After the historic milestone by Kenya Airways to launch direct flights from Nairobi to the United States, ten American horticulture and flower buyers from Miami for the first time participated in the 7th edition of the International Flower Trade Exhibition (IFTEX) in Nairobi in early June in a drive that’s expected to position the country as the Africa horticulture hub.

Although the event also marked the launch of the Fresh Produce Africa, the first horticulture show modelled along the global Fruit Logistica in Germany as the industry works to position Kenya as the continental horticultural hub, how to make flower business successful took centre stage.

According to CEO of Kenya Flower Council (KFC), Clement Tulezi, buyers from the US were mainly encouraged by introduction of direct flights between Kenya.

“Flying to US is going to open the market. What we need to do now is to start exporting products across, a case where a super market in Hong Kong can link directly with a farmer in Kenya. Within eight hours of flying, we have a market of 8 billion people out there. Kenyan horticulture products are very safe… Apart from flowers, look at avocados, vegetables and fruits, I think its good a opportunity to start selling out and shorten supply chain,” said Tulezi.

Pointing out that direct market is becoming more attractive, Mr Tulezi added, “You don’t really get good deals from auctions. Direct export is also part of diversifying your markets… The industry is self-regulated, and we have a standard that all flower growers conform to. The growth we’ve seen of late is because of structures we’ve put in place.”

The chief executive of Kenya Flower Council said that the last 15 years the sector has been on the growth with 100,000 people are employed by the industry directly. In terms of performance, what the people abreast with the industry see happening is what Tulezi calls “bringing back markets to the source”.

Speaking during the same forum, Zakayo Magara, CEO AFFA-HCD (agriculture, Fisheries and Food Authority – Horticultural Crops Directorate) said that currently, three million people are employed by Agricultural sector, positioning Kenya as an agriculture hub in Africa. Despite competition from Ethiopia, and an emerging country like Rwanda (exported about 1.2 million) the market is still big. This year Kenya is expected to hit 2.2 million in terms of export

“That’s like double,” Magara said. “The Kenyan flower can compete. What makes us unique is that we can plant flowers year round. We can be consistent suppliers… our flowers are not second rated but even better than what our competitors may be supplying. We are looking for bigger opportunities in future.”

While discussing landmark trends and insights, Mr Magara also touched not only on the growing interest in Kenyan horticulture from American buyers but also the adverse effects of the heavy rains experienced a couple of months ago on the industry which will affect this year’s sector outlook big time.
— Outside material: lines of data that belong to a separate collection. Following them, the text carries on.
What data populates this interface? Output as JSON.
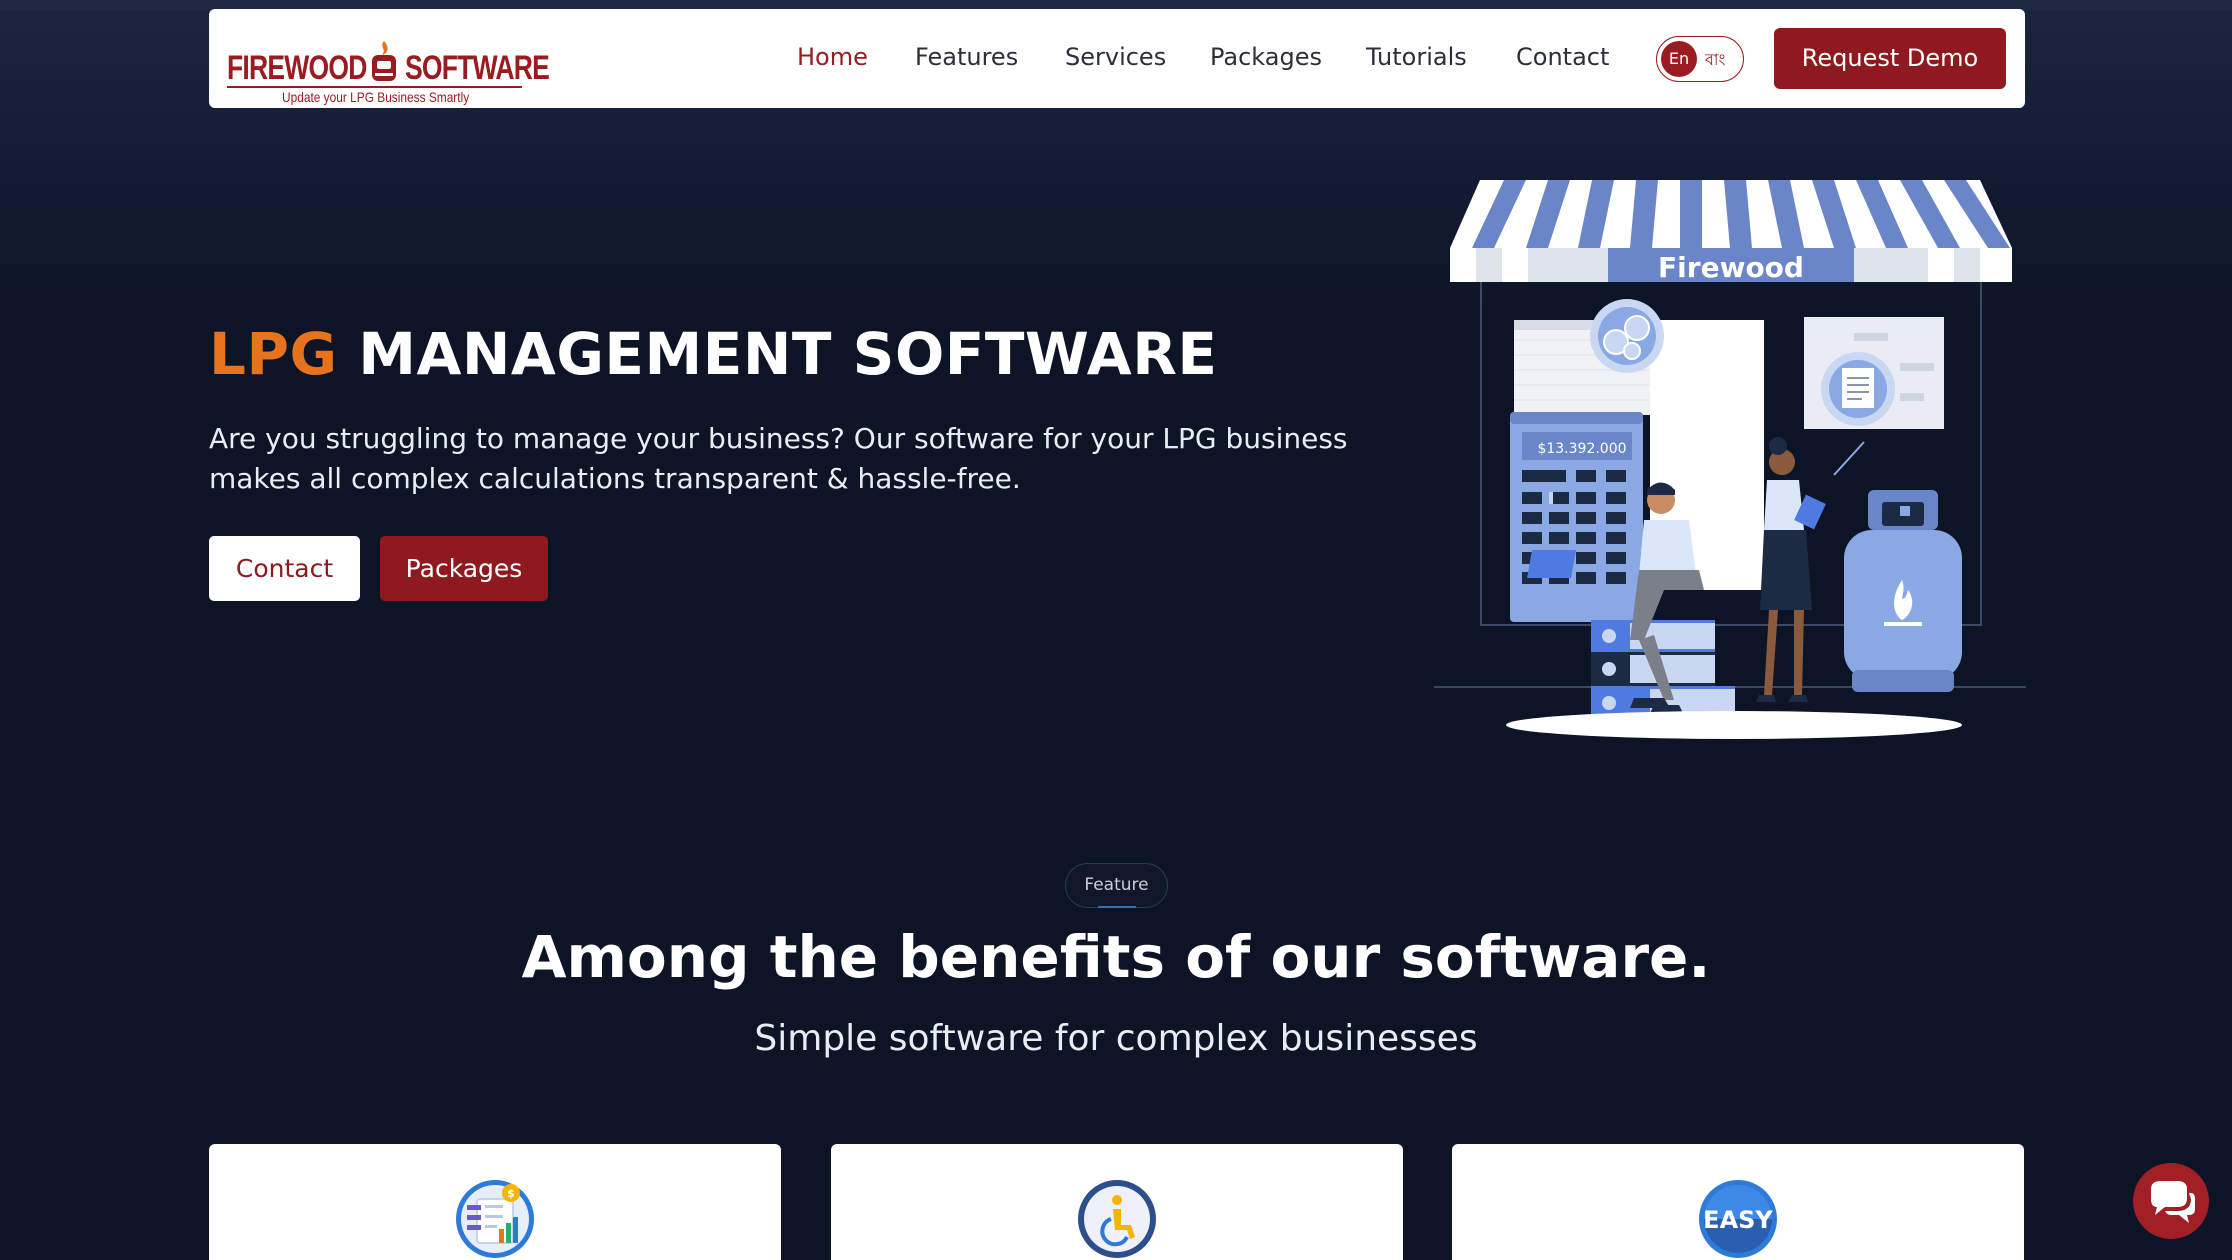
{
  "logo": {
    "left_word": "FIREWOOD",
    "right_word": "SOFTWARE",
    "tagline": "Update your LPG Business Smartly"
  },
  "nav": {
    "items": [
      {
        "label": "Home",
        "active": true
      },
      {
        "label": "Features"
      },
      {
        "label": "Services"
      },
      {
        "label": "Packages"
      },
      {
        "label": "Tutorials"
      },
      {
        "label": "Contact"
      }
    ],
    "lang_en": "En",
    "lang_bn": "বাং",
    "demo_label": "Request Demo"
  },
  "hero": {
    "title_accent": "LPG",
    "title_rest": "MANAGEMENT SOFTWARE",
    "description": "Are you struggling to manage your business? Our software for your LPG business makes all complex calculations transparent & hassle-free.",
    "contact_label": "Contact",
    "packages_label": "Packages",
    "illustration": {
      "awning_text": "Firewood",
      "calculator_display": "$13.392.000"
    }
  },
  "feature": {
    "badge": "Feature",
    "title": "Among the benefits of our software.",
    "subtitle": "Simple software for complex businesses",
    "cards": [
      {
        "icon": "report-chart-icon"
      },
      {
        "icon": "accessibility-icon"
      },
      {
        "icon": "easy-badge-icon",
        "icon_text": "EASY"
      }
    ]
  },
  "colors": {
    "brand_red": "#8e1a20",
    "accent_orange": "#e8731d",
    "background": "#0d1426"
  }
}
With the rains the industry has benefited a lot. There’s expansion within firms, the industry is attracting new investors, and small players showing interest. Government should support us by providing firm inputs and equipment, or some rebate so that we are able to grow the industry. Magara said; “Apart from supplying Kenyan products to European Union markets, Eastern Europe, Asia and Middle East we are now looking at opening new markets. Looking to go east – China, Hong Kong, India.”

In terms of local consumption, experts said that they are seeing an emergence of middle class with different appreciation of flowers now investing in it. It’s no longer a luxury. Mr Magara said they have started associating with local flower vendors and that they are currently working closely with Nairobi County so that they (vendors) can trade without being harassed.

Earnings volumes of the market have increased. In 2014 the export figures stood at 84 billion, and 115 billion in 2017 with the number of companies delving into horticultural products increasing from 284 in 2014 to 386 in 2017.

Mr Tulezi said that what gives Kenya access to markets is the numbers. “The more we are the better for us. We are expanding into new emerging markets, and already traditional market is doing well. What has made us competitive is the fact that we have had to work with industry players,” he said